I didn’t put in any of the investments you mentioned. I’m just looking for an admission that it is very arguable that your house was not increased by the amount held out for taxes.

Well, that’s the kind of dogmatic statemtent I expect to see backed up by something rock solid from the Bible. I haven’t seen it yet. I mean, even abortion has a lot more solid quotes and principals behind it than this one.

(And if anyone wants to go off on abortion, start a new thread)

I can also see very easily the argument that my taxes never even got in my hand. Not only did I have to pay them, they were never paid to me in any real sense at all, but got directly withheld by the government.

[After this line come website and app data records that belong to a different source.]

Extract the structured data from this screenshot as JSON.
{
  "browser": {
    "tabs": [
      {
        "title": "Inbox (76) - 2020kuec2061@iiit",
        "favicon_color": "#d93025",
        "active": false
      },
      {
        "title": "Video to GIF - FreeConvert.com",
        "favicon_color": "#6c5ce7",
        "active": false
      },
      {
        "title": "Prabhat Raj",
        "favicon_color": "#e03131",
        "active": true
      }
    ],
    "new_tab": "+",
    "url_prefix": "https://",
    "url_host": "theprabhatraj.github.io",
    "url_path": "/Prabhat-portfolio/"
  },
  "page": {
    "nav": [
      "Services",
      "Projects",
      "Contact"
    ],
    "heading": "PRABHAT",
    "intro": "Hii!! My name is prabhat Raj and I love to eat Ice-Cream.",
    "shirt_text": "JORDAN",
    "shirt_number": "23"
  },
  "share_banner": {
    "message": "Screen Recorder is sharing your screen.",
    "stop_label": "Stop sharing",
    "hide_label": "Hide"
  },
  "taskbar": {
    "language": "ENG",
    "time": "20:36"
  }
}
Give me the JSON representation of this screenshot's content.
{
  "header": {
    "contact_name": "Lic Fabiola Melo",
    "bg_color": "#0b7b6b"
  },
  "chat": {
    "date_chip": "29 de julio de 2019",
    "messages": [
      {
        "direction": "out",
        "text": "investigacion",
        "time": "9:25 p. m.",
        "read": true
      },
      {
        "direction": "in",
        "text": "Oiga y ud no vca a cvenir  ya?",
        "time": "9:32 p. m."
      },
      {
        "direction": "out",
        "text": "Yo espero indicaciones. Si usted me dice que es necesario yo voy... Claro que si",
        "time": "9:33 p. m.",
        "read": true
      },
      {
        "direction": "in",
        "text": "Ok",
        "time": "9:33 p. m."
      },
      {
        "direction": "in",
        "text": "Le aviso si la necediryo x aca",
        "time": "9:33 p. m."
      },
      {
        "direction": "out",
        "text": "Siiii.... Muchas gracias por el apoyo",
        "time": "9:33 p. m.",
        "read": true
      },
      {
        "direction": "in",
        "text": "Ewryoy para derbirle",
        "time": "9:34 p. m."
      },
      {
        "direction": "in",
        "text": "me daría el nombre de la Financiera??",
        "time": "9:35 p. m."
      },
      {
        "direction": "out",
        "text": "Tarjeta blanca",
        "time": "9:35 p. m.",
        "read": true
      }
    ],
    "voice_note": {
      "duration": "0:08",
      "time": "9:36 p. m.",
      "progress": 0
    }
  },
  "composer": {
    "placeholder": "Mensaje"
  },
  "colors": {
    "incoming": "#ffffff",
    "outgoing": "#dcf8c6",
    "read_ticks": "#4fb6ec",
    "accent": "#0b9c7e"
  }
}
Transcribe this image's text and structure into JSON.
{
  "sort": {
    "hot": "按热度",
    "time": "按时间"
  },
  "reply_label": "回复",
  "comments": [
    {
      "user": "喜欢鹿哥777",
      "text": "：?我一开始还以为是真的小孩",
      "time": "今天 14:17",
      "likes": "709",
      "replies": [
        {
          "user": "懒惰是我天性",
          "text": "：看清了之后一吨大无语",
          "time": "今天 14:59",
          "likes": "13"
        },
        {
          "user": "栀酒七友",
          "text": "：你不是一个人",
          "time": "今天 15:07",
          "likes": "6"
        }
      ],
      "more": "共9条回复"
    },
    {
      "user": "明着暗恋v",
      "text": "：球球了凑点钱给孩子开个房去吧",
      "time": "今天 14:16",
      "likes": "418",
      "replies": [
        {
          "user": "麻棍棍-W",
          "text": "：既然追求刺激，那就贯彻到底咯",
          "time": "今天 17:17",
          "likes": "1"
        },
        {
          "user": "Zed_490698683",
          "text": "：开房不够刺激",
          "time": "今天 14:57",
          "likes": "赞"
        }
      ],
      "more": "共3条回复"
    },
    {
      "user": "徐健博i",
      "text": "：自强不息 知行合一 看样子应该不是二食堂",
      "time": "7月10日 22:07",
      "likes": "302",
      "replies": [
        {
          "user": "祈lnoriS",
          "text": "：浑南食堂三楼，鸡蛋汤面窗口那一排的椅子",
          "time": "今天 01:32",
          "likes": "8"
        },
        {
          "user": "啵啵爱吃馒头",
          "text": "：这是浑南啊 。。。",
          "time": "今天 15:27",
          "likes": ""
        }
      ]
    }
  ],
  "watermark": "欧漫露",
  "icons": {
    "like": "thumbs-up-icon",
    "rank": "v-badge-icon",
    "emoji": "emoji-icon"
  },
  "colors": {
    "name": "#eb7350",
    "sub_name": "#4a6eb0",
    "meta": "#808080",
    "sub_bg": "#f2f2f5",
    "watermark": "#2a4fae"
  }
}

I see your side of it, because I thought the same thing for years.

Those who actually pay taxes here in the US have a hard time doing it (at least some of them). Instead of getting slammed every April, they have their employer withhold the most taxes possible from their paycheck year-round. The result is they have a more manageable fee to pay on tax day than they otherwise would.

They never “see” the taxes withheld, true, but that doesn’t mean they didn’t earn that money.

If I hire you and pay you $10 an hour to make widgets, you’re gonna make $400 a week at my factory. Let’s pretend you only SEE $300 of that, though, after taxes.

Does that mean you’re actually getting paid $7.50 an hour? No. You’re getting paid $10 an hour, so why would you want to tithe off of leftovers?

I have to go for now but later I’ll try to post where the book says 10%. (The word “tithe” means “tenth” so I’m not sure why I have to do this, but I’ll look it up anyway.)

My church teaches tithing on the gross; dunno how many people actually do that though. In the UK, registered charities can reclaim the income tax on donations, so the giver may only need to tithe net.

Here it is 9% of your income tax (which is higher than in the US) with certain deductions per child, but it is a real tax. Nobody will ask you and it is automatically collected from all members of certain denominations, without exceptions.

As a consequence the collect is mostly symbolic.

(I’m a Roman Catholic)

When I served on the Stewardship Committee of my church, we side-stepped the whole gross or net issue, by encouraging people to pledge to give 10% more than what they gave last year. The pledge drive worked quite well.

One family I know, instead of tithing on their income, tithe on their consumption. They keep receipts of everything they spend, and at the end of each month make donations equal to 10% of their outgo. An interesting variation.

Re-reading likely chapters (Lev 27, Num 18, Deut 12,14, Mal 3), I can see no obvious biblical support for either tithing the net or the gross. No mention of how taxes or other external obligations affect tithing. There seems to be an implicit assumption that no other taxes are being paid at all. (That’s just my interpretation, since it seems like the tithes are the taxes.)

What happens if you don’t tithe? What happens if you aren’t happy with the way the church is spending your money? For instance, they are spending too much on remodeling the church instead of charitable acts towards the community?

Could you explain this a bit more? It sounds like you’re saying the government collects your religious tithe along with your income tax, which sounds sort of :eek: :eek: :eek: - I must be reading it wrong.